#### [Stored data]
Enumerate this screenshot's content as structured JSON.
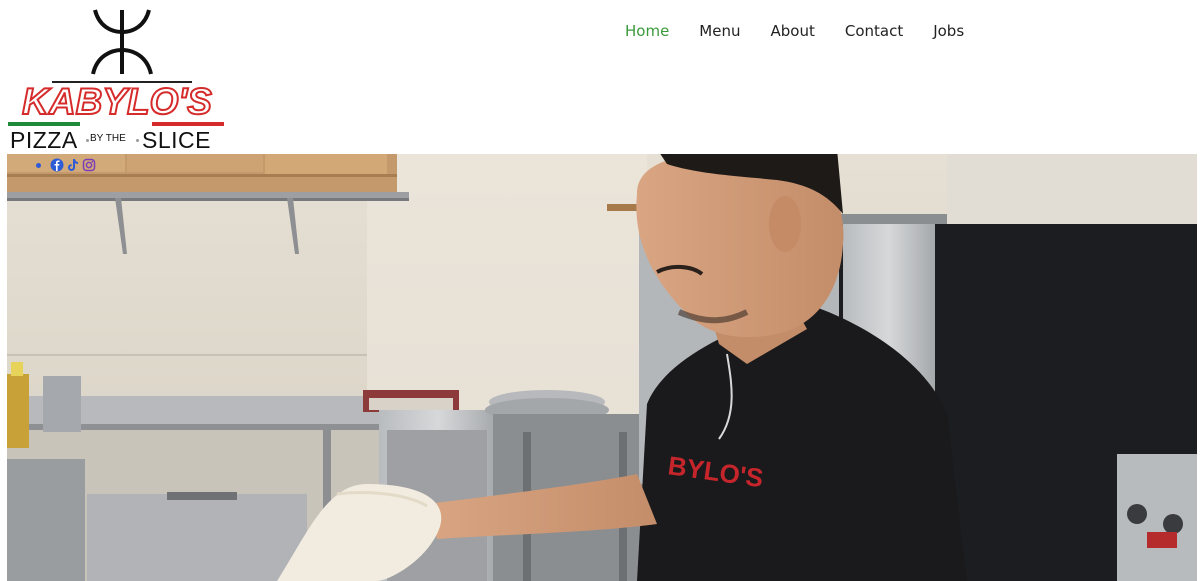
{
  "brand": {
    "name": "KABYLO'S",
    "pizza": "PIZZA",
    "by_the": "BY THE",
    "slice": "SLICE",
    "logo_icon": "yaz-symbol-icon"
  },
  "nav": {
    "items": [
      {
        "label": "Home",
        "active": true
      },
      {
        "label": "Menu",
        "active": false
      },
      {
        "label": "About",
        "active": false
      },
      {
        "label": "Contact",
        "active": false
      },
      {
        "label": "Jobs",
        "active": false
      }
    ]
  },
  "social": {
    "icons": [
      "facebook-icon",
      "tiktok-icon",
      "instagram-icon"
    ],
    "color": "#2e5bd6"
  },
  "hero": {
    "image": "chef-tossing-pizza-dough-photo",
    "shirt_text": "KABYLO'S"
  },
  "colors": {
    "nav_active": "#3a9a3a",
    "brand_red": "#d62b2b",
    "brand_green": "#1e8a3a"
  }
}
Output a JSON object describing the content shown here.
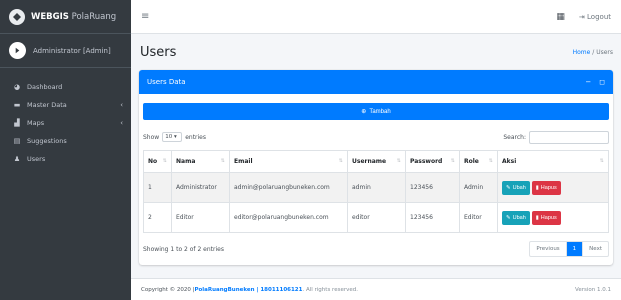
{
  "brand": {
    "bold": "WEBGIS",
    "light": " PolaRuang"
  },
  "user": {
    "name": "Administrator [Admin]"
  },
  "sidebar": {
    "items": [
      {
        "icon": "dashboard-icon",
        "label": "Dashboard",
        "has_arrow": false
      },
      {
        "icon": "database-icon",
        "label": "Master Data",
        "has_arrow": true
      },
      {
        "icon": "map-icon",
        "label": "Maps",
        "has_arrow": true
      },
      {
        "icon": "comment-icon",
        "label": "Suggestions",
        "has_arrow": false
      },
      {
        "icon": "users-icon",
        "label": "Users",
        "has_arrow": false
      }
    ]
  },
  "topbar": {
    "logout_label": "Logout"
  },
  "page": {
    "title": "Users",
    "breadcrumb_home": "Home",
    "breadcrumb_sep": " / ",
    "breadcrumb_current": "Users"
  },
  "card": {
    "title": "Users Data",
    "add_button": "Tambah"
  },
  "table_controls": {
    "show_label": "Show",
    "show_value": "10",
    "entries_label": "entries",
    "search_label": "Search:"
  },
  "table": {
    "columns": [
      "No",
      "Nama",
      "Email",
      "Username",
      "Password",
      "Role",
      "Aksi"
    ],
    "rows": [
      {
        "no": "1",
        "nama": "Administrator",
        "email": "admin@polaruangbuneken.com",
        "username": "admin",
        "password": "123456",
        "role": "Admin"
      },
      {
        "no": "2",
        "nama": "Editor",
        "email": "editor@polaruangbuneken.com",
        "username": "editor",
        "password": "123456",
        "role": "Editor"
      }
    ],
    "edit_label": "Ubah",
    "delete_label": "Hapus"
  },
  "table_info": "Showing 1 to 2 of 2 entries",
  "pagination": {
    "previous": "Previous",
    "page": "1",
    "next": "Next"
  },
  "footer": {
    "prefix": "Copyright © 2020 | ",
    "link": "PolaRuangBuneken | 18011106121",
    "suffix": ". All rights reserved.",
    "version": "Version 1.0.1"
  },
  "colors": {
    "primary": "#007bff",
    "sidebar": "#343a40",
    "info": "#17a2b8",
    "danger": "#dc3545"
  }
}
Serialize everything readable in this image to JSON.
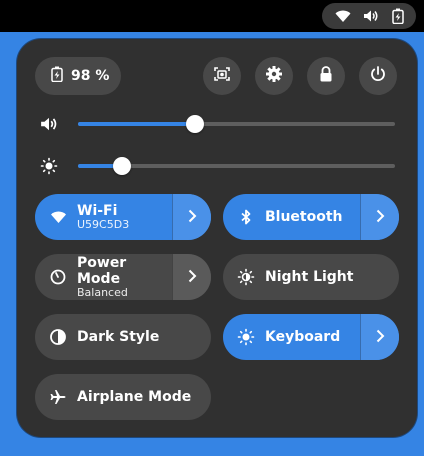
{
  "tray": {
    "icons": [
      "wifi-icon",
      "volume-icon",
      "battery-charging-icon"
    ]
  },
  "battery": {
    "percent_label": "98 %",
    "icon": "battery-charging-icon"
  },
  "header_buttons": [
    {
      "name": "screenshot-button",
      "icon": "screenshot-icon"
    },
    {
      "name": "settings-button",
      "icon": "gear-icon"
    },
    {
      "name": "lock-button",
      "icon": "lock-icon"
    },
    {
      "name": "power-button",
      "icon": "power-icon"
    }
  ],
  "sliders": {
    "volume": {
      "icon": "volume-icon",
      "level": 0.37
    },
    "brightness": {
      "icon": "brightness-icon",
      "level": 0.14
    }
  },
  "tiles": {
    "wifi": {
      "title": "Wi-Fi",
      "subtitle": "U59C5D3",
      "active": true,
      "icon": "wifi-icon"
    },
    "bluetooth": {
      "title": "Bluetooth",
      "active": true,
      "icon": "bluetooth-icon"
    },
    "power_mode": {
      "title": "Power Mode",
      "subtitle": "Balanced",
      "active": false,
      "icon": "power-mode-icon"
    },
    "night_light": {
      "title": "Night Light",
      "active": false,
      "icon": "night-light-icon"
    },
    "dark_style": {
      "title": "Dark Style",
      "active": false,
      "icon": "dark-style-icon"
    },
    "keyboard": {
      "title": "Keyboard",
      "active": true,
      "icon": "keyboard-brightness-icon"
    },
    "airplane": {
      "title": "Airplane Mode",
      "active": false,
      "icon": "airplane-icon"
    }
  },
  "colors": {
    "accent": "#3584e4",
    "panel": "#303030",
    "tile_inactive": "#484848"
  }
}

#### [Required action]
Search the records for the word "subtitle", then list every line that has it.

#### [Task result]
      "subtitle": "U59C5D3",
      "subtitle": "Balanced",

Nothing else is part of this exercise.